▸ **Supplied material**
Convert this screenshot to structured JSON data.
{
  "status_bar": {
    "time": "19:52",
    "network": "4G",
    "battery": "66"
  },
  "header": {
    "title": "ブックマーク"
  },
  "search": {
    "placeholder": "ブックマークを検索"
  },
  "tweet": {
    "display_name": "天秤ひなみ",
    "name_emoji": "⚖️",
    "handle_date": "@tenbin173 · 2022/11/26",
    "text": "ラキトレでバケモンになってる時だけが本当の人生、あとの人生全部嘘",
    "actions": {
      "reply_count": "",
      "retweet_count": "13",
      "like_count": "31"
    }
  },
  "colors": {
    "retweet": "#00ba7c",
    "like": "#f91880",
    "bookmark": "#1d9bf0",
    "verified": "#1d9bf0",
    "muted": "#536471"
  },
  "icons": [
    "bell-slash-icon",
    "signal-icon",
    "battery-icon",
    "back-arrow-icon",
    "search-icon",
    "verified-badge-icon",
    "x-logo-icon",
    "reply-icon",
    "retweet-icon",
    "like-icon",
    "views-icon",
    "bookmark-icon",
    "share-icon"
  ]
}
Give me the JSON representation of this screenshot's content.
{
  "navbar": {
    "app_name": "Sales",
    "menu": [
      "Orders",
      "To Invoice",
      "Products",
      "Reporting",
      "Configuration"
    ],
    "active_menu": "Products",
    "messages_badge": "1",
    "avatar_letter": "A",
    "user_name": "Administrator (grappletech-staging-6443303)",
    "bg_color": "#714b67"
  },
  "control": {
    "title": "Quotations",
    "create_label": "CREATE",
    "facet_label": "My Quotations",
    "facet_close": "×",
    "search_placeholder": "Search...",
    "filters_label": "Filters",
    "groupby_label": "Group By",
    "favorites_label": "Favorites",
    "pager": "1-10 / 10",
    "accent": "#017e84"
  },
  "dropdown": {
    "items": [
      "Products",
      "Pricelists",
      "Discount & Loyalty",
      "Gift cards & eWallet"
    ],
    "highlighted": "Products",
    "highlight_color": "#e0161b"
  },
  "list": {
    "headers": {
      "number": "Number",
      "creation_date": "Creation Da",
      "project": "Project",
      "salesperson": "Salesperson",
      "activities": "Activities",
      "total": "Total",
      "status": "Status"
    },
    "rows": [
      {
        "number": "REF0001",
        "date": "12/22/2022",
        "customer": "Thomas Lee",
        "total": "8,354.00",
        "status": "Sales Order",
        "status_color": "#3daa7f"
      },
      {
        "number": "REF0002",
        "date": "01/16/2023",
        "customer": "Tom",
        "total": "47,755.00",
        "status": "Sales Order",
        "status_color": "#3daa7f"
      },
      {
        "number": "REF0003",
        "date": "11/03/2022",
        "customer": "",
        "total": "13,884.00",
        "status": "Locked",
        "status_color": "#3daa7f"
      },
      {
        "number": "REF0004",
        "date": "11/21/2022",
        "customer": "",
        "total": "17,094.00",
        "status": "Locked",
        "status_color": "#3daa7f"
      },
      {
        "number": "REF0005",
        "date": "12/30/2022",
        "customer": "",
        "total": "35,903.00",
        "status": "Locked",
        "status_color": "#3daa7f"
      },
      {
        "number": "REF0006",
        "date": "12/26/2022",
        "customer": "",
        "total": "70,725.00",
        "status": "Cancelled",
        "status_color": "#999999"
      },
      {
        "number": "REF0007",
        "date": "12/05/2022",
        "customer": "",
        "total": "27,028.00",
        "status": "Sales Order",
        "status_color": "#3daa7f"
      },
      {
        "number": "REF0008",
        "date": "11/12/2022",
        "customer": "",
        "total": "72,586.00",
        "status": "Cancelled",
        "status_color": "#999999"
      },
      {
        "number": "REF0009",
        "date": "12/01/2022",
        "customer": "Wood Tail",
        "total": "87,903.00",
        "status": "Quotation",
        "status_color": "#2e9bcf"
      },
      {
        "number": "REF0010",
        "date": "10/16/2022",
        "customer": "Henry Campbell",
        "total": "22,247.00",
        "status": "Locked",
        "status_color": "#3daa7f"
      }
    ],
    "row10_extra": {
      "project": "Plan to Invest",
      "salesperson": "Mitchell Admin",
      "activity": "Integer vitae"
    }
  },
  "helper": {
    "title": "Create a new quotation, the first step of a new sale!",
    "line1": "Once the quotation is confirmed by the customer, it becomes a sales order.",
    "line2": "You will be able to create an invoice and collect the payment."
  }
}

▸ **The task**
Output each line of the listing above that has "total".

▸ **Result of this task**
      "total": "Total",
        "total": "8,354.00",
        "total": "47,755.00",
        "total": "13,884.00",
        "total": "17,094.00",
        "total": "35,903.00",
        "total": "70,725.00",
        "total": "27,028.00",
        "total": "72,586.00",
        "total": "87,903.00",
        "total": "22,247.00",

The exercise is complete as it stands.